Miya Warrington is a Research Fellow with the Department of Biological and Medical Sciences at Oxford Brookes University (UK), and is also an adjunct professor with the Natural Resources Institute at the University of Manitoba (Canada). She was previously a postdoctoral researcher with the Department of Biological Sciences at University of Manitoba (Canada), an assistant professor at St.George's University (Grenada, West Indies). She completed her PhD at Macquarie University (Australia). Her work explores animal sociality, acoustic communication and adaptation to human activities and climate change.
Her work leverages two long-term study populations: 1) Cape ground squirrels in South Africa, (co-PI with Prof. Jane Waterman (University of Manitoba, Canada), and, 2) Siberian jays in Swedish Lapland (co-PI with PD Dr. Michael Griesser, University of Konstanz, Germany).
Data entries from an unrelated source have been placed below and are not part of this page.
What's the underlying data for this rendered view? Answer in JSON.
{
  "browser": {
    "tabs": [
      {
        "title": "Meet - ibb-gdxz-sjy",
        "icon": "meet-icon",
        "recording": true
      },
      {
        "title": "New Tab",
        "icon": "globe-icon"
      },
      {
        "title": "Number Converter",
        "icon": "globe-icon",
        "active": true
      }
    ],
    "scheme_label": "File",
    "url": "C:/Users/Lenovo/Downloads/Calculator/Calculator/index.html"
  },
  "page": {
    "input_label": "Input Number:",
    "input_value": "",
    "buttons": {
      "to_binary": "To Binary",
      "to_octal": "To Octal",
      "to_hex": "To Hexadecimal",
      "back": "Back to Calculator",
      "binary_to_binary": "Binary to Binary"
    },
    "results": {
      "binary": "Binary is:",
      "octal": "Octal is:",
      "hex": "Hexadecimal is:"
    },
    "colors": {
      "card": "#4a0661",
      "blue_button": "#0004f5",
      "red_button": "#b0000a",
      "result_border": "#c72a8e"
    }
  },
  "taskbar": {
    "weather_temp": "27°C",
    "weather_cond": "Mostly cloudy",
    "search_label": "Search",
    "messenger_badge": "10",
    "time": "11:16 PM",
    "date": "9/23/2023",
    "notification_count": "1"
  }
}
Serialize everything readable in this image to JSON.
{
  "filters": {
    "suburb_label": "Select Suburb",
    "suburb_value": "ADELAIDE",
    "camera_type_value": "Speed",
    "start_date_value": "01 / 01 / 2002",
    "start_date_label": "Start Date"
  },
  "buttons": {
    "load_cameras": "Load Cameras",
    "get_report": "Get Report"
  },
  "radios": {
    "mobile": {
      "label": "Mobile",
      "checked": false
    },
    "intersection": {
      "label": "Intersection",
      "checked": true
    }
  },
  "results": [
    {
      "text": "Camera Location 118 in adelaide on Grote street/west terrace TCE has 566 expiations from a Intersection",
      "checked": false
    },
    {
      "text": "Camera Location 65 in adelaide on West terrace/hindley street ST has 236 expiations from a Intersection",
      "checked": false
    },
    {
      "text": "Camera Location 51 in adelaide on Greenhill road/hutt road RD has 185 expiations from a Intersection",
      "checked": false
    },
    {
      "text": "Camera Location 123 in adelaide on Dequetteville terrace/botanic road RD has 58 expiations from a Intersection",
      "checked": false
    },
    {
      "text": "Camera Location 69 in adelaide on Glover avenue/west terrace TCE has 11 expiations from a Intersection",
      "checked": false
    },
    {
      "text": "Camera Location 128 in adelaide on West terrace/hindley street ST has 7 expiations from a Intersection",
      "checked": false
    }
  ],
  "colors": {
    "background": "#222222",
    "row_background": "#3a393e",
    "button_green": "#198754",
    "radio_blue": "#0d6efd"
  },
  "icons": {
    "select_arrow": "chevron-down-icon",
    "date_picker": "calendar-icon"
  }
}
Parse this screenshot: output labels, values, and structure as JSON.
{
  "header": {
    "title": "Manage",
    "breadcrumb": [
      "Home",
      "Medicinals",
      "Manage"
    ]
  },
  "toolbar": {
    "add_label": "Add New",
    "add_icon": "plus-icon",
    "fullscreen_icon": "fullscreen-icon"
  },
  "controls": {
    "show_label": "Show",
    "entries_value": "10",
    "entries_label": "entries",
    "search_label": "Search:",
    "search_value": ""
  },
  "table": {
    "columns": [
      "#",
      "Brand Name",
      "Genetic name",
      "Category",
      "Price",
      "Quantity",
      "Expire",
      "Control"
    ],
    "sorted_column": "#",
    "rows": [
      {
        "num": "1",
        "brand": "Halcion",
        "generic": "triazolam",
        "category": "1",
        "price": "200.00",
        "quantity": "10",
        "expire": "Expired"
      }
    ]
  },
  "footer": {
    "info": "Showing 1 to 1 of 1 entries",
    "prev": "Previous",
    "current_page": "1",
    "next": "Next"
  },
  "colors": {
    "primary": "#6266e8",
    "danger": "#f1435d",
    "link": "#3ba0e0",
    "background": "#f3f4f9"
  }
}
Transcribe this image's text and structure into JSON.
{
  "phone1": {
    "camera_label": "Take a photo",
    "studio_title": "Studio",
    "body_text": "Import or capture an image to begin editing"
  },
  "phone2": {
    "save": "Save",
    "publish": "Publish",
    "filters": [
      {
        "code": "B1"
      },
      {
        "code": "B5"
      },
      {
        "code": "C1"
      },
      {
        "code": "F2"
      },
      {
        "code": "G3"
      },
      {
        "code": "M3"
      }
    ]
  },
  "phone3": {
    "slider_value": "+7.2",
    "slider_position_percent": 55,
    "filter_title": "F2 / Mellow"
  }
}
Michael Griesser is Heisenberg Fellow at the Department of Biology at the University of Konstanz (Germany), and is associated with the Center for the Advanced Study of Collective Behavior at the University of Konstanz, and the Department of Collective Behaviour, Max Planck Institute of Animal Behaviour. He was previously an SNF Research Professor at the University of Bern and the University of Zurich (Switzerland) where he worked at the Department of Anthropology and the Department of Evolutionary Biology and Environmental Studies. He was before that Assistant Professor at the Swedish Agricultural University, Uppsala (Sweden). His work explores animal sociality, animal linguistics and climate adaptation in boreal environments. A main part of his work leverages his long-term study populations of Siberian jays in Swedish Lapland. He is the PI of the Siberian jay project since 2004 and Director since 2012.
Jane Waterman is a Professor in the Department of Biological Sciences at the University of Manitoba (Canada). Jane has studied many species of ground squirrels over the last 40 years including Columbian ground squirrels, Richardson's ground squirrels, Barbary ground squirrels and Cape ground squirrels. She is the founder and director of the Cape ground squirrel project at SA Lombard Nature Reserve in South Africa, and has also studied Cape ground squirrels in Kalahari and Namib Desert of Namibia. She also studies polar bears in the Canadian Arctic. Her work focuses on the selective factors that influence the evolution of sociality and mating systems by studying animal behaviour, physiology and population dynamics, while integrating both field and laboratory techniques.
For more information: Waterman Lab
Prof. Nigel Bennett
Nigel Bennett is the PI of the mole-rat project and has collaborated with the Cape ground squirrel project for 20 years, acting especially as our physiology and molecular expert. He is also a world expert on the sociobiology, reproductive physiology, endocrinology and physiology in African mammals, and in particular mole-rats and worked on these animals for 39 years.
Daniel W. Hart
Dr Daniel Hart’s research focuses on evolutionary biology and application, namely using knowledge of the evolutionary biology (namely, ecology, behavioural ecology, physiology, immunology and endocrinology) of mammals to improve treatments of human medical conditions and predict future consequences of climate change. His primary research model is the African mole-rat family, as they are fascinating non-model mammals helpful in understanding the evolution of social living, ageing, oxygen limitation, reproduction, pain receptors and cancer biology.
Charlotte Stewart, M.Res. -- Keeping Up With the Capes: Following Behaviours in A Socially Living African Ground Squirrel
Ramon Williams, M.Sc. --